Return a copy of every line in the records that includes the word "Visibility".

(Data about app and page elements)
________________________________________

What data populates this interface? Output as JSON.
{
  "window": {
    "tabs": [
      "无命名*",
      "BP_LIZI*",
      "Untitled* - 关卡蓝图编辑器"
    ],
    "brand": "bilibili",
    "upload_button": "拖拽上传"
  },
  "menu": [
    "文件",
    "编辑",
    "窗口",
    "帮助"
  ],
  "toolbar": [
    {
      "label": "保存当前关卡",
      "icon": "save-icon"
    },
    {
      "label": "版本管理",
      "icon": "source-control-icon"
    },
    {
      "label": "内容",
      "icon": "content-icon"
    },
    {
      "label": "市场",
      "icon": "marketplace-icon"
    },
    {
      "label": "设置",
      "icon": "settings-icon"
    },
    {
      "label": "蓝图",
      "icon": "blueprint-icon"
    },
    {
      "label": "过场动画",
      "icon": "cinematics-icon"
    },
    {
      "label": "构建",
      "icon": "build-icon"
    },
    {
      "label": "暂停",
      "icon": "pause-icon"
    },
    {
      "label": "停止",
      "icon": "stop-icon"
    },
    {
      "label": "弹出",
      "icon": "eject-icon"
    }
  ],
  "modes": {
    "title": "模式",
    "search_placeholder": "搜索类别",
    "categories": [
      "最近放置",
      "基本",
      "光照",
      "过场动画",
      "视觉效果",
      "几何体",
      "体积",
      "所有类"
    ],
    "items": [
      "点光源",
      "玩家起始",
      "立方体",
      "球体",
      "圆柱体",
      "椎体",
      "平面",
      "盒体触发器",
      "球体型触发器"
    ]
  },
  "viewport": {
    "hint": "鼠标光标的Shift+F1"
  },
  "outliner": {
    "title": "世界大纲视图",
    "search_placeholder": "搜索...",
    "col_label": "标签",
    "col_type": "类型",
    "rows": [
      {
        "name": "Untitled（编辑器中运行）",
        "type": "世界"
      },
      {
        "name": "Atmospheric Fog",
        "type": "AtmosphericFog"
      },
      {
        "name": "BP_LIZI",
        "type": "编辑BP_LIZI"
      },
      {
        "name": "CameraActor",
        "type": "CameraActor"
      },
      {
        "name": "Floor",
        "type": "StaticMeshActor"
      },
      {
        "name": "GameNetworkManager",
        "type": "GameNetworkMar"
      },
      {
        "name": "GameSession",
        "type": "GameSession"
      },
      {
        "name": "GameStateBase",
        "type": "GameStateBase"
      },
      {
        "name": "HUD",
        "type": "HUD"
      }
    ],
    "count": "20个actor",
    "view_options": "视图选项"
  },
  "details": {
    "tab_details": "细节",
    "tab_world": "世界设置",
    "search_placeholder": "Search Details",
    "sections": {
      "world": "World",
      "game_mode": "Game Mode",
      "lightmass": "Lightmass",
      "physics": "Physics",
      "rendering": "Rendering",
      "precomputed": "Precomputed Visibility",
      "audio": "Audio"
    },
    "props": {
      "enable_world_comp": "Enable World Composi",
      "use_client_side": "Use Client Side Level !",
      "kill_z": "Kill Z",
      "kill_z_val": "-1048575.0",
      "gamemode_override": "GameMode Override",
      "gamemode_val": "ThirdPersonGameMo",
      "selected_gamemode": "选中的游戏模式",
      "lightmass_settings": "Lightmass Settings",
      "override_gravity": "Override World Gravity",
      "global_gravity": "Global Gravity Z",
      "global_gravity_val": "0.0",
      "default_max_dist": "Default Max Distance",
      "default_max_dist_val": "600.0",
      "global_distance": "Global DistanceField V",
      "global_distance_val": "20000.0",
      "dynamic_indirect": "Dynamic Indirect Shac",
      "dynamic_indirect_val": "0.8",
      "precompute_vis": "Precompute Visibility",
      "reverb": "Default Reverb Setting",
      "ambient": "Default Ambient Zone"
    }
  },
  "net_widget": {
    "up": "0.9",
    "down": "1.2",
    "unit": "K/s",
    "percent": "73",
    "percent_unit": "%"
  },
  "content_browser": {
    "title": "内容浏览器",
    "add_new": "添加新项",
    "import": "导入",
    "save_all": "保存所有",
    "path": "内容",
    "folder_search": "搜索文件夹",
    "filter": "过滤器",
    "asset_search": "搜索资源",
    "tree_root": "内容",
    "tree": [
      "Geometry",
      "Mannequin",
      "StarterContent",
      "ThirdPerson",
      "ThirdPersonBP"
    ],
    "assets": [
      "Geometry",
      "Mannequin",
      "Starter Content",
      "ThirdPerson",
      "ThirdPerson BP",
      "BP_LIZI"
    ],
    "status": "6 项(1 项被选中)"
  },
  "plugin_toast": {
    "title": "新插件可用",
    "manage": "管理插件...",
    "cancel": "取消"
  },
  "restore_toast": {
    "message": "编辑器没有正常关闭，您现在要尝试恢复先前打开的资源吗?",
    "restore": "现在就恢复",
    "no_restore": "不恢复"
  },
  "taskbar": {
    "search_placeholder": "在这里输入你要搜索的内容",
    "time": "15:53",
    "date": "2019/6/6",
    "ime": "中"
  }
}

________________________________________

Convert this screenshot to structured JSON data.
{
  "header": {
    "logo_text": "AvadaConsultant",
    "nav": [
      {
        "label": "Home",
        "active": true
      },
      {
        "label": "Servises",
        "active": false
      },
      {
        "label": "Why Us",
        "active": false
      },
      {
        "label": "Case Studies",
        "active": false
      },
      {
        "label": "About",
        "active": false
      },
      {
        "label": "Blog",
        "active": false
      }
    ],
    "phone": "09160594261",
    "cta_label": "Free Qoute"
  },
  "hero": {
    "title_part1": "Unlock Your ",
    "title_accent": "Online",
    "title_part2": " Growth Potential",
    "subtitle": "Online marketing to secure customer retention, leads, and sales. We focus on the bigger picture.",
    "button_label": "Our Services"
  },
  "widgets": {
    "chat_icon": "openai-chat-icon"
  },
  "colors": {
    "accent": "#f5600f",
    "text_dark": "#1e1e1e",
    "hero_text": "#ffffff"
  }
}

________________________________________

> **EXERCISE OUTPUT**:
      "precomputed": "Precomputed Visibility",
      "precompute_vis": "Precompute Visibility",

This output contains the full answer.